Jonathan Lucroy has seen his name bandied about in trade rumors for quite some time, dating back to the July 31 non-waiver trade deadline. Today, the Brewers’ catcher candidly and openly discussed the possibility of a trade with Tom Haudricourt of the Milwaukee Journal-Sentinel, and while he stopped short of asking new GM David Stearns to trade him Lucroy implied that a trade might be best for both him and the rebuilding Brewers. Via Haudricourt, Lucroy offered the following statement:
“I’m not going to sit here and say we’re going to compete for the playoffs this year. If I did that, you’d call me a liar.
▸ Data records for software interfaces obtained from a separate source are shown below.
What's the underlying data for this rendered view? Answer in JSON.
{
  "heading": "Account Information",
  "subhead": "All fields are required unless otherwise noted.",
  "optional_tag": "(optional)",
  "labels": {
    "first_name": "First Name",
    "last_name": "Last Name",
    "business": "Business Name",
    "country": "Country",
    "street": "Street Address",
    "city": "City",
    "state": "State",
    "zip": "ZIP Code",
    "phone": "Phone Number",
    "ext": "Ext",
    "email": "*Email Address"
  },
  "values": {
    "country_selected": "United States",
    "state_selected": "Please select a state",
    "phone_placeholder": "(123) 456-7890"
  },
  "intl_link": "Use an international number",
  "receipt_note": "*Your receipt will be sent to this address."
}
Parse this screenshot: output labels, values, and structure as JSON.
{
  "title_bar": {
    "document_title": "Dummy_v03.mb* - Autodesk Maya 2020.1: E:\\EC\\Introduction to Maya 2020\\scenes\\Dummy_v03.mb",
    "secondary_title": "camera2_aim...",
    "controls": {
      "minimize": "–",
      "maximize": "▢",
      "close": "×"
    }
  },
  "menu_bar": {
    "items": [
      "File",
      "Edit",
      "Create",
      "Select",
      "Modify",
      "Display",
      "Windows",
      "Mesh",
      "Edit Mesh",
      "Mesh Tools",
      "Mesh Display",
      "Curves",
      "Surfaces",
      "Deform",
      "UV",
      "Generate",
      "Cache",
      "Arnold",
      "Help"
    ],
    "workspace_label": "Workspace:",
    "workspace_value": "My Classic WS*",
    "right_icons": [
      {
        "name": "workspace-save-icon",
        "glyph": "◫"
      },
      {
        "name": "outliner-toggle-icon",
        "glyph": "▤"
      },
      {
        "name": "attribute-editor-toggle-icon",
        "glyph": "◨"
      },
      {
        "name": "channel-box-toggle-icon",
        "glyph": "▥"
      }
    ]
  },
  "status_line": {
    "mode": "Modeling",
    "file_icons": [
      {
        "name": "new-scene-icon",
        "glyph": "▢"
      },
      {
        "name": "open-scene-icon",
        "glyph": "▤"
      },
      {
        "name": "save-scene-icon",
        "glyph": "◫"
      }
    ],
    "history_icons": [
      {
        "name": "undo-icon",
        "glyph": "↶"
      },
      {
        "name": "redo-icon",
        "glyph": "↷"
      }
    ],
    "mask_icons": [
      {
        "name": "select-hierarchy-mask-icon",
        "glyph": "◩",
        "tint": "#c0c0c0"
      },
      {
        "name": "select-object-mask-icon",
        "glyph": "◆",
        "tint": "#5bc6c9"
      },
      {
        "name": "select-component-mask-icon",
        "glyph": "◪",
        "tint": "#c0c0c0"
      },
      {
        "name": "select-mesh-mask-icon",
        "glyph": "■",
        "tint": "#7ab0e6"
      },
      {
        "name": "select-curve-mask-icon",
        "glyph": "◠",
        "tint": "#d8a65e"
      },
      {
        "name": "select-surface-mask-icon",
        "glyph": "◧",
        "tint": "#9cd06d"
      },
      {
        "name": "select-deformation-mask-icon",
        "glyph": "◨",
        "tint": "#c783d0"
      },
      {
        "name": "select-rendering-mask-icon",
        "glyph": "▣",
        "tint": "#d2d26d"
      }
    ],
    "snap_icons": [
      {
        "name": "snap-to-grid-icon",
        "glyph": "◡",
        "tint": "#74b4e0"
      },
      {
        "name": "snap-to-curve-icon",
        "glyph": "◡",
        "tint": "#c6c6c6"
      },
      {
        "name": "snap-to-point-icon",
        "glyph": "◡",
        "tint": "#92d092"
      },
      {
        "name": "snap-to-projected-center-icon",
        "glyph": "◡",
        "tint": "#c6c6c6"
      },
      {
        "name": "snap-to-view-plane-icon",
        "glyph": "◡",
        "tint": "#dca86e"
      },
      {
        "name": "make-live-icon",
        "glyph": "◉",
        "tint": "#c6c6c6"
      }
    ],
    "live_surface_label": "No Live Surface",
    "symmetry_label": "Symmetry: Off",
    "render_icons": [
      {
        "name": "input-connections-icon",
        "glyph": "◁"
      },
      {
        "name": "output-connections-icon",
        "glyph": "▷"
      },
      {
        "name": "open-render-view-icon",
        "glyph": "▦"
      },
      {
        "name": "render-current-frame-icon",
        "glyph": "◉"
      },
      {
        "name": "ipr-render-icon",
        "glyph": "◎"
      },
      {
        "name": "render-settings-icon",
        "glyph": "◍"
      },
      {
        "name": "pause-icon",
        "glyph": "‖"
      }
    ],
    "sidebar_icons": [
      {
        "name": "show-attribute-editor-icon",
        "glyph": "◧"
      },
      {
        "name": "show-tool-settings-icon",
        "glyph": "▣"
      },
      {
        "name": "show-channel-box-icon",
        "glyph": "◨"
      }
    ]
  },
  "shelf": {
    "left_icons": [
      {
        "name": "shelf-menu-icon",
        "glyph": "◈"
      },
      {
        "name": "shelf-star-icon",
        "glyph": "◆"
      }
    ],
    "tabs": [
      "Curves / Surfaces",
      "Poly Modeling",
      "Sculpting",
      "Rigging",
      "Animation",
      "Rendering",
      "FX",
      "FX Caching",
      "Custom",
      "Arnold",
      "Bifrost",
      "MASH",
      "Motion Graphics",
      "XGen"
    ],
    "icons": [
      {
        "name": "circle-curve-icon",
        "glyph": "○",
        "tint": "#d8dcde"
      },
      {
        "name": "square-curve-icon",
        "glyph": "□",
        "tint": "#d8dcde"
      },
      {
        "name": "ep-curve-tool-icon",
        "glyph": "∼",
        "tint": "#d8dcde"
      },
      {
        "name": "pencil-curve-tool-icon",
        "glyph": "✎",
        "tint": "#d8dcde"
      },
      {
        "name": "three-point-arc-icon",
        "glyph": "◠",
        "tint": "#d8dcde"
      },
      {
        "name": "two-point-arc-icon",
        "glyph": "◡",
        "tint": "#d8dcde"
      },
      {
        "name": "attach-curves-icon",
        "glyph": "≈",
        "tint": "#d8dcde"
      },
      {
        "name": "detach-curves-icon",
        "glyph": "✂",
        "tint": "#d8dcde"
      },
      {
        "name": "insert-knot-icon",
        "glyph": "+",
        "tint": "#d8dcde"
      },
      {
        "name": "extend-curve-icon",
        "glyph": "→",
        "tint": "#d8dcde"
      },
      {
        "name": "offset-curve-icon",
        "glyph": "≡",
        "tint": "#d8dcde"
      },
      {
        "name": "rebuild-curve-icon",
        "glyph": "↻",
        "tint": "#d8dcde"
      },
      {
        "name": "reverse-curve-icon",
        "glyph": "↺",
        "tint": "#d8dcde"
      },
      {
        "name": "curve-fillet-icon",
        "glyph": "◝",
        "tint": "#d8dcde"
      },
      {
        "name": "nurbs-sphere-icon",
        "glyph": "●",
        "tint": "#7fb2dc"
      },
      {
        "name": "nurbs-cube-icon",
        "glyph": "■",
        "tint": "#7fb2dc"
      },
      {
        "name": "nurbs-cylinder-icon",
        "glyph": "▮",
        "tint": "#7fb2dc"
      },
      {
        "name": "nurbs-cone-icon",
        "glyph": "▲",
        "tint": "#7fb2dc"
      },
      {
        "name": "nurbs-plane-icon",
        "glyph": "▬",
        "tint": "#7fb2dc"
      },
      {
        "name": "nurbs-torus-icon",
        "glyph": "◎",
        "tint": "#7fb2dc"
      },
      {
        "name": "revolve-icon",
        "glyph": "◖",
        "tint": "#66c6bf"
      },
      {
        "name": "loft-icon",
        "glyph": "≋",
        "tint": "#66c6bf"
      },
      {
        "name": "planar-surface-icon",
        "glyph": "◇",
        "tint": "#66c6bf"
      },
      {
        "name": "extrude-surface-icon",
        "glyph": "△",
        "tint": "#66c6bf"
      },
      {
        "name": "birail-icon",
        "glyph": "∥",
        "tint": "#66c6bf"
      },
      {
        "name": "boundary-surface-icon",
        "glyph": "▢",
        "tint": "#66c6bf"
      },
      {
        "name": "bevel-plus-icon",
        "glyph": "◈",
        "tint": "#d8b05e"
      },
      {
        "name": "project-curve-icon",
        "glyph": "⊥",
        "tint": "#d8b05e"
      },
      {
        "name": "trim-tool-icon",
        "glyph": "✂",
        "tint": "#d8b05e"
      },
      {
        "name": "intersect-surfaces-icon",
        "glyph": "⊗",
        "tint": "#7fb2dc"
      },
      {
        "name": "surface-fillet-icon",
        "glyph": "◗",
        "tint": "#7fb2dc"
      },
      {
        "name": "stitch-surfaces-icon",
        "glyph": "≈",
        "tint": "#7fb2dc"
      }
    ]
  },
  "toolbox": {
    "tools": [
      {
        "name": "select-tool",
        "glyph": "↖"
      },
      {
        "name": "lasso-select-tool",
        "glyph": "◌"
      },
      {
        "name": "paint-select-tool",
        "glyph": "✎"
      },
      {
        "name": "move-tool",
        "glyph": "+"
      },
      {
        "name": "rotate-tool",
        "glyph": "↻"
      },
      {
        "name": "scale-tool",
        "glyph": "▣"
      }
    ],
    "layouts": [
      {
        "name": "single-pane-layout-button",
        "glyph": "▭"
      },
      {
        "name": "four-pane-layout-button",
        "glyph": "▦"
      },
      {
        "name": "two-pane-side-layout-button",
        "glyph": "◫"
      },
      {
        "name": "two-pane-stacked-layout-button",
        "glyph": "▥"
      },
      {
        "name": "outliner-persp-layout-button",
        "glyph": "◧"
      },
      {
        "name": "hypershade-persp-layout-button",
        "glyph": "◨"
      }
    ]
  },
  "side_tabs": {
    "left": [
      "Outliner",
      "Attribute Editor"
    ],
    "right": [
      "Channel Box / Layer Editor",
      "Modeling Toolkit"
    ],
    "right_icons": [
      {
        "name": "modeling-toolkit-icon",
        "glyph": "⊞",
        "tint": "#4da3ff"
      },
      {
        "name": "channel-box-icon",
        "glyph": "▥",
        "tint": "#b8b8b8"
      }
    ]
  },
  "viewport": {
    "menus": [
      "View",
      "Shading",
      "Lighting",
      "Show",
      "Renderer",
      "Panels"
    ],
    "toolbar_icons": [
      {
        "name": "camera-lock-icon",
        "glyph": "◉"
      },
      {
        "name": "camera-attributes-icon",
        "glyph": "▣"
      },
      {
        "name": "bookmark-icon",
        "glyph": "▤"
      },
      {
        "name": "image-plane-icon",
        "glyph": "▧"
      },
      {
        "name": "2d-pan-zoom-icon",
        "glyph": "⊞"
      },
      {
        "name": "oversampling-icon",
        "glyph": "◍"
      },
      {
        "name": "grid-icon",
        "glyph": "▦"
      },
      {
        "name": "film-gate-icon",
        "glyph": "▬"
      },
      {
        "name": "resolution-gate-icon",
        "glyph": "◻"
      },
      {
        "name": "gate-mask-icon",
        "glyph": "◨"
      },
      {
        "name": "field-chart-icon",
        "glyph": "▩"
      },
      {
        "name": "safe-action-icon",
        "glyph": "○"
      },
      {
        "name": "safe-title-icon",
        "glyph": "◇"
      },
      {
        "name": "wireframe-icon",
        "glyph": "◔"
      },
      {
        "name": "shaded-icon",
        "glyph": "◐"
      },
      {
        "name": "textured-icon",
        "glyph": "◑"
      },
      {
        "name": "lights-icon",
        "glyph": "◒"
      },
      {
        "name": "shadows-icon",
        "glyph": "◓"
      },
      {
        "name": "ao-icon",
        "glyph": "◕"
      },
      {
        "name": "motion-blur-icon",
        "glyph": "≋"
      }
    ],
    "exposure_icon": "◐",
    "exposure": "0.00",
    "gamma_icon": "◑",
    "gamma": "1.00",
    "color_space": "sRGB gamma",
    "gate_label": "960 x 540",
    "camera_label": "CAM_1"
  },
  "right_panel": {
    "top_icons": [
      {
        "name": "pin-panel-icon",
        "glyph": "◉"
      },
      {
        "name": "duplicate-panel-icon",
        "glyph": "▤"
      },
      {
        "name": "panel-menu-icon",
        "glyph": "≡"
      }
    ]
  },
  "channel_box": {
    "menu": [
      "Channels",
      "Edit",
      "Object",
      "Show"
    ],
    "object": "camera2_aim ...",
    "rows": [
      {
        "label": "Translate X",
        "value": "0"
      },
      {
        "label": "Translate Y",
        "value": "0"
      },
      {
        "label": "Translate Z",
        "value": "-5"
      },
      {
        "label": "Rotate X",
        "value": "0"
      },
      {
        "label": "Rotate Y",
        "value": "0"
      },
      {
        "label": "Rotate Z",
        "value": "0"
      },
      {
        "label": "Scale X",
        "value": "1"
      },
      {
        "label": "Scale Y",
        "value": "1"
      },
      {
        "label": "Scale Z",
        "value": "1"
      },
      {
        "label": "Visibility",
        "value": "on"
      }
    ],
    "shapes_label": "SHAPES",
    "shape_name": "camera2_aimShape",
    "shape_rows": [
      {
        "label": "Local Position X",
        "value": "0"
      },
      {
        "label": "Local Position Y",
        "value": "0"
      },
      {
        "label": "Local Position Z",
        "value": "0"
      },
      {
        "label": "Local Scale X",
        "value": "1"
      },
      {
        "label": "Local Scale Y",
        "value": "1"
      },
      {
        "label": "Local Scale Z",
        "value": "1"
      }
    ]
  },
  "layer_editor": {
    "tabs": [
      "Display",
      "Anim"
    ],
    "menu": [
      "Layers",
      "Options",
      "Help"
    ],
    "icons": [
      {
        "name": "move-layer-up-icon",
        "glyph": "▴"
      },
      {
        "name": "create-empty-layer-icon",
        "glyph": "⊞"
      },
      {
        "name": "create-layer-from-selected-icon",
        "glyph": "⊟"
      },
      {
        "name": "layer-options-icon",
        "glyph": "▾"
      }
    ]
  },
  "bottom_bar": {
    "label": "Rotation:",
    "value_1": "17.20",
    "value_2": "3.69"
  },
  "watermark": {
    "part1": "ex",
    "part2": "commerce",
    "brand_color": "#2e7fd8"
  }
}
I’d lose credibility and respect. I want to win and I don’t see us winning in the foreseeable future. I want to go to a World Series. That’s what all players want. Rebuilding is not a lot of fun for any veteran guy. … It’s not guaranteed that I’m going to win if I am traded. But I’m going to be a 30-year-old catcher (in June). I can’t put numbers on how much longer I’m going to play, but as players we want to win. I don’t care about the money; I just want to win. That’s the bottom line.”
One thing made clear by Lucroy after those comments is that he is not asking for a trade, nor is he expecting to be traded. In fact, Lucroy told Haudricourt that he’s planning on heading to camp with the Brewers and will be playing this season “with a chip on [his] shoulder” as he looks to prove naysayers wrong in the wake of a down season in 2015. Last year, Lucroy was limited to 103 games by a fractured big toe and a concussion that came with lasting effects and forced him to finish the year at first base. “I want to go out and tear it up. It wasn’t for a lack of effort last year,” said Lucroy. “I just did not compete at the level I know I’m capable of. There’s always doubters out there, which is fine. I plan on proving a lot of people wrong.”
Of course, those injuries — specifically the late concussion — make Lucroy a difficult trade chip for teams to assess. On the one hand, Lucroy batted .297/.359/.472 and averaged 18 homers per 162 games from 2012-14 as Milwaukee’s primary catcher. He’s also signed to a highly affordable deal that will pay him $4MM in 2016 plus a $5.25MM club option for the 2017 campaign. Those components of the Lucroy equation paint the picture of a player teeming with trade value — one of baseball’s most coveted assets. However, the other side of the coin is a bit murkier; Lucroy batted .264/.326/.391 with seven home runs this past season — solid production for a catcher, but nowhere near the levels he displayed in the three years prior. On top of that, Lucroy caught his final game of the season on Sept. 8 due to the aforementioned concussion, with the remainder of his time coming as either a pinch-hitter or first baseman.
That creates somewhat of a difficult situation when looking to trade Lucroy. Stearns has reportedly been seeking an enormous return to part with Lucroy, and the 29-year-old’s outstanding track record and contract make that a justifiable request. However, teams are probably wary of the potential for lingering concussion effects, causing reluctance to surrender significant talent to part with Lucroy. By hanging onto Lucroy, Stearns runs the risk of continued diminished production, which would only drop his value further. But, trading Lucroy now would be selling low if Lucroy is indeed able to bounce back to his previous heights.
Haudricourt notes that the Brewers also value Lucroy’s leadership and his ability to be a voice of calm and reason on a rebuilding club that will likely go through some painful stretches in the upcoming season. Lucroy insists that his clubhouse demeanor won’t be any different if he remains with the team, saying he won’t “dog it” or be a bad teammate/clubhouse presence in 2016 if he’s not moved.
A number of teams have been linked to Lucroy over the course of the offseason, with the Rangers perhaps representing the most commonly cited team with interest. James Wagner of the Washington Post recently wrote that the Nationals like Lucroy quite a bit as well, and Washington is said to have explored the trade market for upgrades at the catcher position.
I’ll add that readers are encouraged to check out Haudricourt’s interview in its entirety, as the column contains far more quotes from Lucroy than are transcribed here in addition to plenty of insight from Milwaukee’s seasoned beat writer.